DIRECTIONS: Using the listing that follows, filter out every line lacking the string "Steps" and return the rest.
◆ ◆ ◆
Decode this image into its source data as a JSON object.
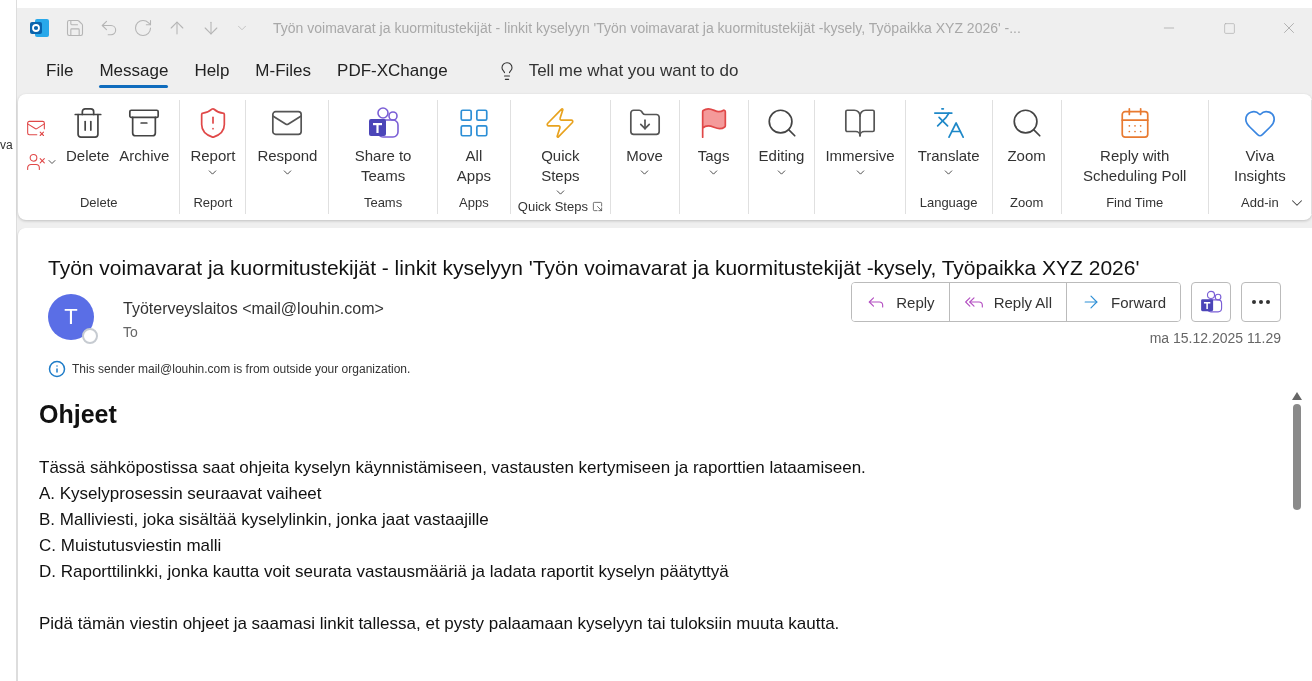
{
  "background_window": {
    "text": "va"
  },
  "window": {
    "title": "Työn voimavarat ja kuormitustekijät - linkit kyselyyn 'Työn voimavarat ja kuormitustekijät -kysely, Työpaikka XYZ 2026'  -..."
  },
  "menu_tabs": [
    {
      "label": "File",
      "selected": false
    },
    {
      "label": "Message",
      "selected": true
    },
    {
      "label": "Help",
      "selected": false
    },
    {
      "label": "M-Files",
      "selected": false
    },
    {
      "label": "PDF-XChange",
      "selected": false
    }
  ],
  "tell_me": {
    "placeholder": "Tell me what you want to do"
  },
  "ribbon": {
    "groups": [
      {
        "label": "Delete",
        "buttons": [
          {
            "label": "Delete",
            "dropdown": false
          },
          {
            "label": "Archive",
            "dropdown": false
          }
        ]
      },
      {
        "label": "Report",
        "buttons": [
          {
            "label": "Report",
            "dropdown": true
          }
        ]
      },
      {
        "buttons": [
          {
            "label": "Respond",
            "dropdown": true
          }
        ]
      },
      {
        "label": "Teams",
        "buttons": [
          {
            "label": "Share to Teams",
            "dropdown": false
          }
        ]
      },
      {
        "label": "Apps",
        "buttons": [
          {
            "label": "All Apps",
            "dropdown": false
          }
        ]
      },
      {
        "label": "Quick Steps",
        "buttons": [
          {
            "label": "Quick Steps",
            "dropdown": true
          }
        ]
      },
      {
        "buttons": [
          {
            "label": "Move",
            "dropdown": true
          }
        ]
      },
      {
        "buttons": [
          {
            "label": "Tags",
            "dropdown": true
          }
        ]
      },
      {
        "buttons": [
          {
            "label": "Editing",
            "dropdown": true
          }
        ]
      },
      {
        "buttons": [
          {
            "label": "Immersive",
            "dropdown": true
          }
        ]
      },
      {
        "label": "Language",
        "buttons": [
          {
            "label": "Translate",
            "dropdown": true
          }
        ]
      },
      {
        "label": "Zoom",
        "buttons": [
          {
            "label": "Zoom",
            "dropdown": false
          }
        ]
      },
      {
        "label": "Find Time",
        "buttons": [
          {
            "label": "Reply with Scheduling Poll",
            "dropdown": false
          }
        ]
      },
      {
        "label": "Add-in",
        "buttons": [
          {
            "label": "Viva Insights",
            "dropdown": false
          }
        ]
      }
    ]
  },
  "email": {
    "subject": "Työn voimavarat ja kuormitustekijät - linkit kyselyyn 'Työn voimavarat ja kuormitustekijät -kysely, Työpaikka XYZ 2026'",
    "avatar": "T",
    "sender": "Työterveyslaitos <mail@louhin.com>",
    "to": "To",
    "actions": [
      "Reply",
      "Reply All",
      "Forward"
    ],
    "date": "ma 15.12.2025 11.29",
    "notice": "This sender mail@louhin.com is from outside your organization.",
    "body": {
      "heading": "Ohjeet",
      "intro": "Tässä sähköpostissa saat ohjeita kyselyn käynnistämiseen, vastausten kertymiseen ja raporttien lataamiseen.",
      "items": [
        "A. Kyselyprosessin seuraavat vaiheet",
        "B. Malliviesti, joka sisältää kyselylinkin, jonka jaat vastaajille",
        "C. Muistutusviestin malli",
        "D. Raporttilinkki, jonka kautta voit seurata vastausmääriä ja ladata raportit kyselyn päätyttyä"
      ],
      "closing": "Pidä tämän viestin ohjeet ja saamasi linkit tallessa, et pysty palaamaan kyselyyn tai tuloksiin muuta kautta."
    }
  }
}
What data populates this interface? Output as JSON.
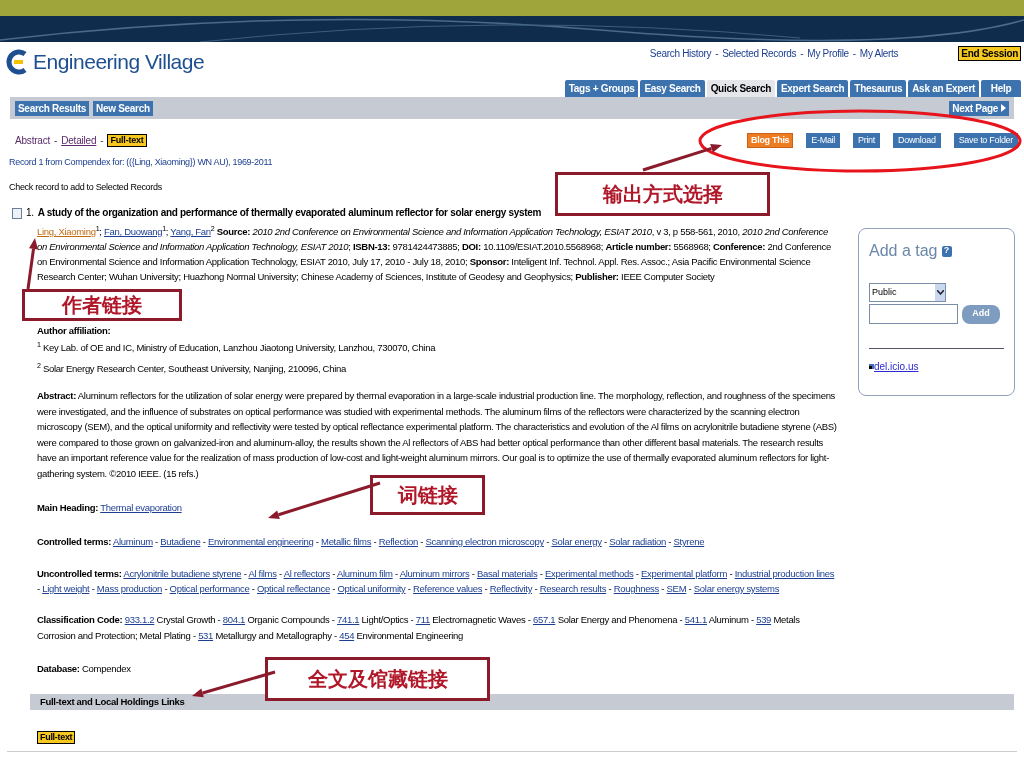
{
  "header": {
    "logo_text": "Engineering Village",
    "top_links": [
      "Search History",
      "Selected Records",
      "My Profile",
      "My Alerts"
    ],
    "top_separator": "-",
    "end_session": "End Session",
    "tabs": [
      {
        "label": "Tags + Groups",
        "selected": false
      },
      {
        "label": "Easy Search",
        "selected": false
      },
      {
        "label": "Quick Search",
        "selected": true
      },
      {
        "label": "Expert Search",
        "selected": false
      },
      {
        "label": "Thesaurus",
        "selected": false
      },
      {
        "label": "Ask an Expert",
        "selected": false
      },
      {
        "label": "Help",
        "selected": false
      }
    ]
  },
  "nav_bar": {
    "buttons": [
      "Search Results",
      "New Search"
    ],
    "next_page": "Next Page"
  },
  "view_links": [
    {
      "label": "Abstract",
      "kind": "current"
    },
    {
      "label": "Detailed",
      "kind": "link"
    },
    {
      "label": "Full-text",
      "kind": "badge"
    }
  ],
  "view_separator": "-",
  "output_buttons": [
    {
      "label": "Blog This",
      "kind": "featured"
    },
    {
      "label": "E-Mail",
      "kind": "plain"
    },
    {
      "label": "Print",
      "kind": "plain"
    },
    {
      "label": "Download",
      "kind": "plain"
    },
    {
      "label": "Save to Folder",
      "kind": "plain"
    }
  ],
  "record_info": "Record 1 from Compendex for: (({Ling, Xiaoming}) WN AU), 1969-2011",
  "check_hint": "Check record to add to Selected Records",
  "record": {
    "checked": false,
    "number": "1.",
    "title": "A study of the organization and performance of thermally evaporated aluminum reflector for solar energy system",
    "authors": [
      {
        "name": "Ling, Xiaoming",
        "sup": "1",
        "suffix": ";",
        "highlighted": true
      },
      {
        "name": "Fan, Duowang",
        "sup": "1",
        "suffix": ";",
        "highlighted": false
      },
      {
        "name": "Yang, Fan",
        "sup": "2",
        "highlighted": false
      }
    ],
    "details": "**Source:** *2010 2nd Conference on Environmental Science and Information Application Technology, ESIAT 2010*, v 3, p 558-561, 2010, *2010 2nd Conference on Environmental Science and Information Application Technology, ESIAT 2010*; **ISBN-13:** 9781424473885; **DOI:** 10.1109/ESIAT.2010.5568968; **Article number:** 5568968; **Conference:** 2nd Conference on Environmental Science and Information Application Technology, ESIAT 2010, July 17, 2010 - July 18, 2010; **Sponsor:** Inteligent Inf. Technol. Appl. Res. Assoc.; Asia Pacific Environmental Science Research Center; Wuhan University; Huazhong Normal University; Chinese Academy of Sciences, Institute of Geodesy and Geophysics; **Publisher:** IEEE Computer Society"
  },
  "affiliation": {
    "label": "Author affiliation:",
    "lines": [
      {
        "sup": "1",
        "text": "Key Lab. of OE and IC, Ministry of Education, Lanzhou Jiaotong University, Lanzhou, 730070, China"
      },
      {
        "sup": "2",
        "text": "Solar Energy Research Center, Southeast University, Nanjing, 210096, China"
      }
    ]
  },
  "abstract": {
    "label": "Abstract:",
    "text": "Aluminum reflectors for the utilization of solar energy were prepared by thermal evaporation in a large-scale industrial production line. The morphology, reflection, and roughness of the specimens were investigated, and the influence of substrates on optical performance was studied with experimental methods. The aluminum films of the reflectors were characterized by the scanning electron microscopy (SEM), and the optical uniformity and reflectivity were tested by optical reflectance experimental platform. The characteristics and evolution of the Al films on acrylonitrile butadiene styrene (ABS) were compared to those grown on galvanized-iron and aluminum-alloy, the results shown the Al reflectors of ABS had better optical performance than other different basal materials. The research results have an important reference value for the realization of mass production of low-cost and light-weight aluminum mirrors. Our goal is to optimize the use of thermally evaporated aluminum reflectors for light-gathering system. ©2010 IEEE. (15 refs.)"
  },
  "main_heading": {
    "label": "Main Heading:",
    "terms": [
      "Thermal evaporation"
    ]
  },
  "controlled_terms": {
    "label": "Controlled terms:",
    "separator": "-",
    "terms": [
      "Aluminum",
      "Butadiene",
      "Environmental engineering",
      "Metallic films",
      "Reflection",
      "Scanning electron microscopy",
      "Solar energy",
      "Solar radiation",
      "Styrene"
    ]
  },
  "uncontrolled_terms": {
    "label": "Uncontrolled terms:",
    "separator": "-",
    "terms": [
      "Acrylonitrile butadiene styrene",
      "Al films",
      "Al reflectors",
      "Aluminum film",
      "Aluminum mirrors",
      "Basal materials",
      "Experimental methods",
      "Experimental platform",
      "Industrial production lines",
      "Light weight",
      "Mass production",
      "Optical performance",
      "Optical reflectance",
      "Optical uniformity",
      "Reference values",
      "Reflectivity",
      "Research results",
      "Roughness",
      "SEM",
      "Solar energy systems"
    ]
  },
  "classification": {
    "label": "Classification Code:",
    "separator": "-",
    "codes": [
      {
        "code": "933.1.2",
        "text": "Crystal Growth"
      },
      {
        "code": "804.1",
        "text": "Organic Compounds"
      },
      {
        "code": "741.1",
        "text": "Light/Optics"
      },
      {
        "code": "711",
        "text": "Electromagnetic Waves"
      },
      {
        "code": "657.1",
        "text": "Solar Energy and Phenomena"
      },
      {
        "code": "541.1",
        "text": "Aluminum"
      },
      {
        "code": "539",
        "text": "Metals Corrosion and Protection; Metal Plating"
      },
      {
        "code": "531",
        "text": "Metallurgy and Metallography"
      },
      {
        "code": "454",
        "text": "Environmental Engineering"
      }
    ]
  },
  "database": {
    "label": "Database:",
    "value": "Compendex"
  },
  "holdings": {
    "title": "Full-text and Local Holdings Links",
    "button": "Full-text"
  },
  "tag_box": {
    "title": "Add a tag",
    "help": "?",
    "visibility": "Public",
    "add": "Add",
    "link": "del.icio.us"
  },
  "annotations": [
    {
      "text": "输出方式选择"
    },
    {
      "text": "作者链接"
    },
    {
      "text": "词链接"
    },
    {
      "text": "全文及馆藏链接"
    }
  ]
}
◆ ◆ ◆
ANSWER FOR THIS EXERCISE:
        "label": "Quick Steps",
            "label": "Quick Steps",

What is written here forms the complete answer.